Items from an interface collection

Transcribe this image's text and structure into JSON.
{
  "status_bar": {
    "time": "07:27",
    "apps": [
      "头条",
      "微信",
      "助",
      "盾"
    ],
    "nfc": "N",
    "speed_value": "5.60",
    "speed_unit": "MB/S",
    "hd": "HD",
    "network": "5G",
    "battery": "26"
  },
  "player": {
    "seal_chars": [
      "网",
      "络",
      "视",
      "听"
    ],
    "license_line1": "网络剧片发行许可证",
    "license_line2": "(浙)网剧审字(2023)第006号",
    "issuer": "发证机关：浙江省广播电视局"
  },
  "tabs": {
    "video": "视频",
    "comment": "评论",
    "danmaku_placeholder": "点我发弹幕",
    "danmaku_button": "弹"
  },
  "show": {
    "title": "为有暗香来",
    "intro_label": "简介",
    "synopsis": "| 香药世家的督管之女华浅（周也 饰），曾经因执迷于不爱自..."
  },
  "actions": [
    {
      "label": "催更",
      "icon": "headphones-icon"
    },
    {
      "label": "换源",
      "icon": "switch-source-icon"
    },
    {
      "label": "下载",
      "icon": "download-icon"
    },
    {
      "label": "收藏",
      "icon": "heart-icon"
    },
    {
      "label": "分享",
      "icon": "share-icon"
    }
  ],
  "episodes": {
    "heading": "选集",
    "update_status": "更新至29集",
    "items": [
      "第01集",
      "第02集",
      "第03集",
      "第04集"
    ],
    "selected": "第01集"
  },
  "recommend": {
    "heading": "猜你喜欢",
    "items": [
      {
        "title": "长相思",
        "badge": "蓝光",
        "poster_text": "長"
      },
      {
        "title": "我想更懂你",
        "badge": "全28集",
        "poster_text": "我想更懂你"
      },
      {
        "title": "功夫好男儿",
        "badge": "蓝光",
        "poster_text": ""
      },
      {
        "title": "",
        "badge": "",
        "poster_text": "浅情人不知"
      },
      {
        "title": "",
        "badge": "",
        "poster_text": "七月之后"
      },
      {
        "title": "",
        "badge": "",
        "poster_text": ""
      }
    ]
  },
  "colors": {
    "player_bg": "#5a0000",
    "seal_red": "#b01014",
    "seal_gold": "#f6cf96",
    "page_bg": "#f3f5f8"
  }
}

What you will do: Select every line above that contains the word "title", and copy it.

Result of this task:
    "title": "为有暗香来",
        "title": "长相思",
        "title": "我想更懂你",
        "title": "功夫好男儿",
        "title": "",
        "title": "",
        "title": "",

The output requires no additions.